## WHAT YOU ARE ASKED TO DO:
Across the records below, how many lines contain the string "kind"? Give the number by itself.
=== Begin Enclosure ===
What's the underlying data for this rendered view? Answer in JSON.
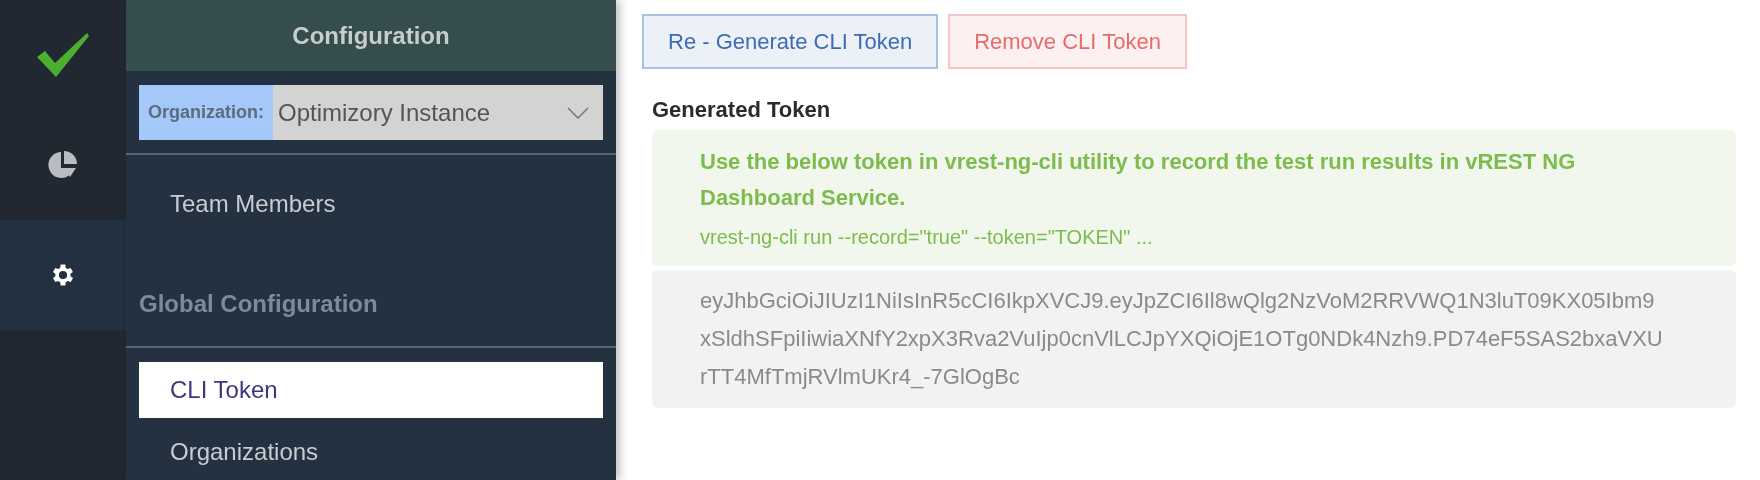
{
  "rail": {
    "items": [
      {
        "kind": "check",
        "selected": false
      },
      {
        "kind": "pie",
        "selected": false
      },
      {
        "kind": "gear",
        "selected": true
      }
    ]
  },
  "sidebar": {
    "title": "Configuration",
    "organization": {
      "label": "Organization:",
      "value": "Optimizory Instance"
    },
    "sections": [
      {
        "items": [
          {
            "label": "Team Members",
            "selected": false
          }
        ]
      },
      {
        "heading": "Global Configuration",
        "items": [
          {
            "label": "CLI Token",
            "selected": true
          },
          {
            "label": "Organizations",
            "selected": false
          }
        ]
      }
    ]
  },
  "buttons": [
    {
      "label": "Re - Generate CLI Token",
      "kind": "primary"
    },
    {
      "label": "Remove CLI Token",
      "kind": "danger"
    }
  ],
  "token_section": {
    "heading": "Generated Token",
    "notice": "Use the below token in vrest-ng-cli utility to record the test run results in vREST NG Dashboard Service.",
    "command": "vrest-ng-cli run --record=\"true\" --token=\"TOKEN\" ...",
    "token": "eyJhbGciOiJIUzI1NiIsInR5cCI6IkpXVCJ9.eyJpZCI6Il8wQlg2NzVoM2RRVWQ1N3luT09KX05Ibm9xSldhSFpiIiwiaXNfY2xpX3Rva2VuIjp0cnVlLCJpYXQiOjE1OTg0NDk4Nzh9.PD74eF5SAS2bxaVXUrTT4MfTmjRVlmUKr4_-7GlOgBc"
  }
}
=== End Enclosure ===
## SOLUTION BELOW:
5